I will guide you trough the steps necessary to generate an animated bar graph in R. Down here you can find the R code, which you can also copy from my Github repository. I should mention that I only had to modify a few lines from @SPannbauers code.

# 1. step: Load all packages we need ----------------------------------------------------------------------------

library(data.table)     #order/add/modify/delete data
library(gganimate)      #create easy animations with ggplot2
library(RColorBrewer)   #Provides color schemes
library(ggplot2)        #A system for 'declaratively' creating graphics
# 2. step: Toy example ------------------------------------------------------------------------------------------

#toy example data
dt = data.table(time=1:10, x=round(runif(10, 50, 100), 0))

#number of frames per bar during animation
n_frames_per_bar = 33

#split dataset (e.g. every sample displayed on x-axis)
split_dt = split(dt, dt$time)

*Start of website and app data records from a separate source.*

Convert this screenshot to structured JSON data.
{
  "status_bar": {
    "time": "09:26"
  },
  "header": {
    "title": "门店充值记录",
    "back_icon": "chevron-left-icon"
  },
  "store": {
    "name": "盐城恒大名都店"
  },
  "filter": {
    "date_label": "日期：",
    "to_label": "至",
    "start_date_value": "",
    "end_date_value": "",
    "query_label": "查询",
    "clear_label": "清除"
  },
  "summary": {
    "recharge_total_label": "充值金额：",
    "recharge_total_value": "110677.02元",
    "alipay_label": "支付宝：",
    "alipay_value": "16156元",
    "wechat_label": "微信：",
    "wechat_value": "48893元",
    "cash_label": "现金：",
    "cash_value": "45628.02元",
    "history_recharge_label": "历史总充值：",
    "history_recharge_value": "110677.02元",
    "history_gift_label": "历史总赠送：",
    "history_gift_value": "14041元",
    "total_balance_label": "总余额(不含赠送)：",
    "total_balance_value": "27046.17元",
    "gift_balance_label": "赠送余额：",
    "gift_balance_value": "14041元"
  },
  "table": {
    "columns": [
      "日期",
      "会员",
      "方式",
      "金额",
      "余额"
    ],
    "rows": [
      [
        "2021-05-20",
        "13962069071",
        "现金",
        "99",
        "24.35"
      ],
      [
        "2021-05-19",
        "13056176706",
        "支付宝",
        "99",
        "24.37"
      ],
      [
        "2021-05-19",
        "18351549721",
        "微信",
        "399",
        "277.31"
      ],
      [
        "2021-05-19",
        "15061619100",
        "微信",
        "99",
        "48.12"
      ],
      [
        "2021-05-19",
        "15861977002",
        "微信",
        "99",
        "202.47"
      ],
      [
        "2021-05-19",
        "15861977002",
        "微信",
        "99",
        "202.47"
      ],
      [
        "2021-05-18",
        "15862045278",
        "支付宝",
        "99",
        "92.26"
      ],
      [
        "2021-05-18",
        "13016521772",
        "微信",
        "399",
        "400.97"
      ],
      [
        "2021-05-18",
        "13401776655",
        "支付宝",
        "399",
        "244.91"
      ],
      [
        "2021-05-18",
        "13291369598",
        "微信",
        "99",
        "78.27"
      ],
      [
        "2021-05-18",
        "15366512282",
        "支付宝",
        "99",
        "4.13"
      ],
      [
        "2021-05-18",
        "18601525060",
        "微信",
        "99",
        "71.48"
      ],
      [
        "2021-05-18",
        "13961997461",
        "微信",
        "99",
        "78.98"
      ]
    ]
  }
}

#split every sample (from 1 to maximum, in n_frames_per_bar steps)
split_dt_fill = lapply(split_dt, function(dti) {
  data.table(time=dti$time, x=seq(1, dti$x, by = max(dt$x)/n_frames_per_bar))

#every sample now has the same number of datapoints (absent datapoints are filled with max.value)
split_dt_fill2 <- lapply(split_dt_fill, function(dti){
  if (nrow(dti) < n_frames_per_bar){
    add_table <- data.table(time = dti$time[1], x = max(dti$x))
    dti <- rbind(dti,,function(x)rep(x,n_frames_per_bar - nrow(dti)))))
    dti <- dti

#bind together all the different samples (or 'time' points)
dt_fill = rbindlist(split_dt_fill2)

#id each row as its own frame for every 'time' | add column 'frame'
dt_fill[,frame := rep(1:n_frames_per_bar,10)]

#plot using ggplot2 (gganimate's frame arg in aes)
p = ggplot(dt_fill, aes(x=time, y=x, frame=frame, fill = x)) +
  geom_bar(stat="identity", position = "identity") +
  guides(fill=FALSE) +
  scale_fill_gradientn(colours = brewer.pal(9, "Blues")) +
  labs(x="Time", y="Value", title="")

#create gif (using interval to specify the time per frame)
gganimate(p, title_frame = FALSE, interval = .001)


I hope that this kind of animation is best suited for highlighting unexpected outliers in a presentation. And of course, it is very easy to play around with animation speed or changing colors to transport the story you want to tell.